Following measures taken by European governments to protect banks from the financial crisis, French PM Francois Fillon announced Wednesday that the government would create a new "legal structure" to save failing banks.
France's Prime Minister Francois Fillon asked lawmakers Wednesday to give legal backing to his government's promise to step in rapidly to support failing banks with cash bail-outs.
France's new programme is the latest in a patchwork of emergency measures taken by European governments to protect banks from the financial meltdown, ranging from deposit guarantees to full nationalisations.
Addressing a parliamentary debate on the banking crisis, Fillon said France had already stepped in to partly buy out the failing Franco-Belgian bank Dexia as an emergency measure but wanted a "legal structure" for future rescues.
"In order that it can have all the necessary capital to hand for any future interventions that prove necessary, the government will ask parliament to vote to attach an explicit state guarantee to the finance bill," he said.
"We wanted to create the conditions for confidence to return to the banking system and ensure that banks start lending to each other once again," he said.
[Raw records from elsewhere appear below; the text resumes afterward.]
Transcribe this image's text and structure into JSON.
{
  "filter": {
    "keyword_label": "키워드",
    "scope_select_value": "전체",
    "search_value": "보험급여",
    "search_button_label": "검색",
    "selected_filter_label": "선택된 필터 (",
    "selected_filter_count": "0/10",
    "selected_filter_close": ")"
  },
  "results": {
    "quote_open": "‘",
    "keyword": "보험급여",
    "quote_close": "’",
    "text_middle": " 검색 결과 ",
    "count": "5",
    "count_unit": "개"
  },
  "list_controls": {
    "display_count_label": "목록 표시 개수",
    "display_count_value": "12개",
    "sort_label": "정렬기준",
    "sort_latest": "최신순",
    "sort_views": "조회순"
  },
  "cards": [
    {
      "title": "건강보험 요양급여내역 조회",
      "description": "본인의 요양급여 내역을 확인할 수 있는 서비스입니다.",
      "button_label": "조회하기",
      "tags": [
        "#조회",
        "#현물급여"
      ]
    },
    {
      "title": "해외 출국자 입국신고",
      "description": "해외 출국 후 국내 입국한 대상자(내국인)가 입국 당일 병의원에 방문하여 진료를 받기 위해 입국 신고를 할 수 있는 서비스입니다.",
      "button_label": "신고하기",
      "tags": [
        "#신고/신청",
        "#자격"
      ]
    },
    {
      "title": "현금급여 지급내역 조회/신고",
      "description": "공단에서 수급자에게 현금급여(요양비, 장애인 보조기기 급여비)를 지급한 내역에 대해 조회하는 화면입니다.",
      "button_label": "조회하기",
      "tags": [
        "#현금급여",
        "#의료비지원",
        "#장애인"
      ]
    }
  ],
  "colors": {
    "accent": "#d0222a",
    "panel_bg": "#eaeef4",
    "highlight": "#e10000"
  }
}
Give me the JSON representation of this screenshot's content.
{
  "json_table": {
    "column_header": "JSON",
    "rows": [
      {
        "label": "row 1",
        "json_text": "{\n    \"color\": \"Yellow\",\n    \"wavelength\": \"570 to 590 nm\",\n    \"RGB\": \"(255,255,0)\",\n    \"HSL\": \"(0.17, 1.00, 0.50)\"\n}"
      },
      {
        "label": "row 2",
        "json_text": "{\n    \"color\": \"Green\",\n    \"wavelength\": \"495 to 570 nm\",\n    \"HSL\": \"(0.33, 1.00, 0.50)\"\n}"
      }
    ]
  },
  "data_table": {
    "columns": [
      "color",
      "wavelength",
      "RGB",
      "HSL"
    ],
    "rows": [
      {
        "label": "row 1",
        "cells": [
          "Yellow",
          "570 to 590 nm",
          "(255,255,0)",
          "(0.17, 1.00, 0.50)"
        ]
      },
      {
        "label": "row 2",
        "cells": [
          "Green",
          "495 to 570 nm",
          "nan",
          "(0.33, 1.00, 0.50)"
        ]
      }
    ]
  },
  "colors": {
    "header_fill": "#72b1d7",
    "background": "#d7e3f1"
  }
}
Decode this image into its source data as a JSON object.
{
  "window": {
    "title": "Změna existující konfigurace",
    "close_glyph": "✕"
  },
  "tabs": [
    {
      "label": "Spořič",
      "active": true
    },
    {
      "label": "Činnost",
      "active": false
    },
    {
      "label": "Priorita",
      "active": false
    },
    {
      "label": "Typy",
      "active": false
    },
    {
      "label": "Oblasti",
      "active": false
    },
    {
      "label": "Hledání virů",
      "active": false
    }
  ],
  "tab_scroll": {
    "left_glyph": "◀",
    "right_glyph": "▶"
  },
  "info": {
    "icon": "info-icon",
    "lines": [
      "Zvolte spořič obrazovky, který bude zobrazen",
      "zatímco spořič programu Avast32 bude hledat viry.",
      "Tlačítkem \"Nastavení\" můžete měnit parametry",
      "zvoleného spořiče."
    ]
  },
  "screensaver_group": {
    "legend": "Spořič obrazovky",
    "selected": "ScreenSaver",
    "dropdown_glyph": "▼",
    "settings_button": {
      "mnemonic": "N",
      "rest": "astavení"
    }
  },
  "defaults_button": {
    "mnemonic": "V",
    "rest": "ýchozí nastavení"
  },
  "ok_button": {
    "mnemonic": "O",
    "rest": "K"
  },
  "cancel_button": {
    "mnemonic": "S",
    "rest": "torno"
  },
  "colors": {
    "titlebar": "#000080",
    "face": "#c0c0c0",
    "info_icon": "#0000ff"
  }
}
President Nicolas Sarkozy has pledged that no French bank will be allowed to collapse amid the recent financial crisis, despite a squeeze on liquidity that has seen interbank lending grind to a halt and sent shares into a tailspin.
Date created : 2008-10-08